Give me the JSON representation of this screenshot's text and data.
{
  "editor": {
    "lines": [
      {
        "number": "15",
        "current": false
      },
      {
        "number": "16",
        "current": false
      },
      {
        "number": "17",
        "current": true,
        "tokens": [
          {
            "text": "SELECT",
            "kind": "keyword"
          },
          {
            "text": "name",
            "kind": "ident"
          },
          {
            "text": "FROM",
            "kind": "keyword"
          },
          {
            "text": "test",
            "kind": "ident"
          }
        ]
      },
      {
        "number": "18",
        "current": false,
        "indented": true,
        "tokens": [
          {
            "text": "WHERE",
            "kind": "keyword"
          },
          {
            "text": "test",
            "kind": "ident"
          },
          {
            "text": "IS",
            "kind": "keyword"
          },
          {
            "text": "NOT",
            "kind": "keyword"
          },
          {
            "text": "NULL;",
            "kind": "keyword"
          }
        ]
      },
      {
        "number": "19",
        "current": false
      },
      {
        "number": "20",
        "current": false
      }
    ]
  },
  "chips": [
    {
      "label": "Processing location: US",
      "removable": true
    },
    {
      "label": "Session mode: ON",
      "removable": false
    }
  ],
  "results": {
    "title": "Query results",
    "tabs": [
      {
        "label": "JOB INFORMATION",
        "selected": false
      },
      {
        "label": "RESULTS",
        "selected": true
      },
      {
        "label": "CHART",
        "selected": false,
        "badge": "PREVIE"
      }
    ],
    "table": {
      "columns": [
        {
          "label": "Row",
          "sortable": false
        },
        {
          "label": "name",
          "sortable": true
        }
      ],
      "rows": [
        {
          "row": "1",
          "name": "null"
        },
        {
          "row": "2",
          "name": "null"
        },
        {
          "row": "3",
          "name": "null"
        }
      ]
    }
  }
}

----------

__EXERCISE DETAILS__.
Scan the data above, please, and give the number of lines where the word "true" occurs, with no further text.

__EXPECTED ANSWER__.
5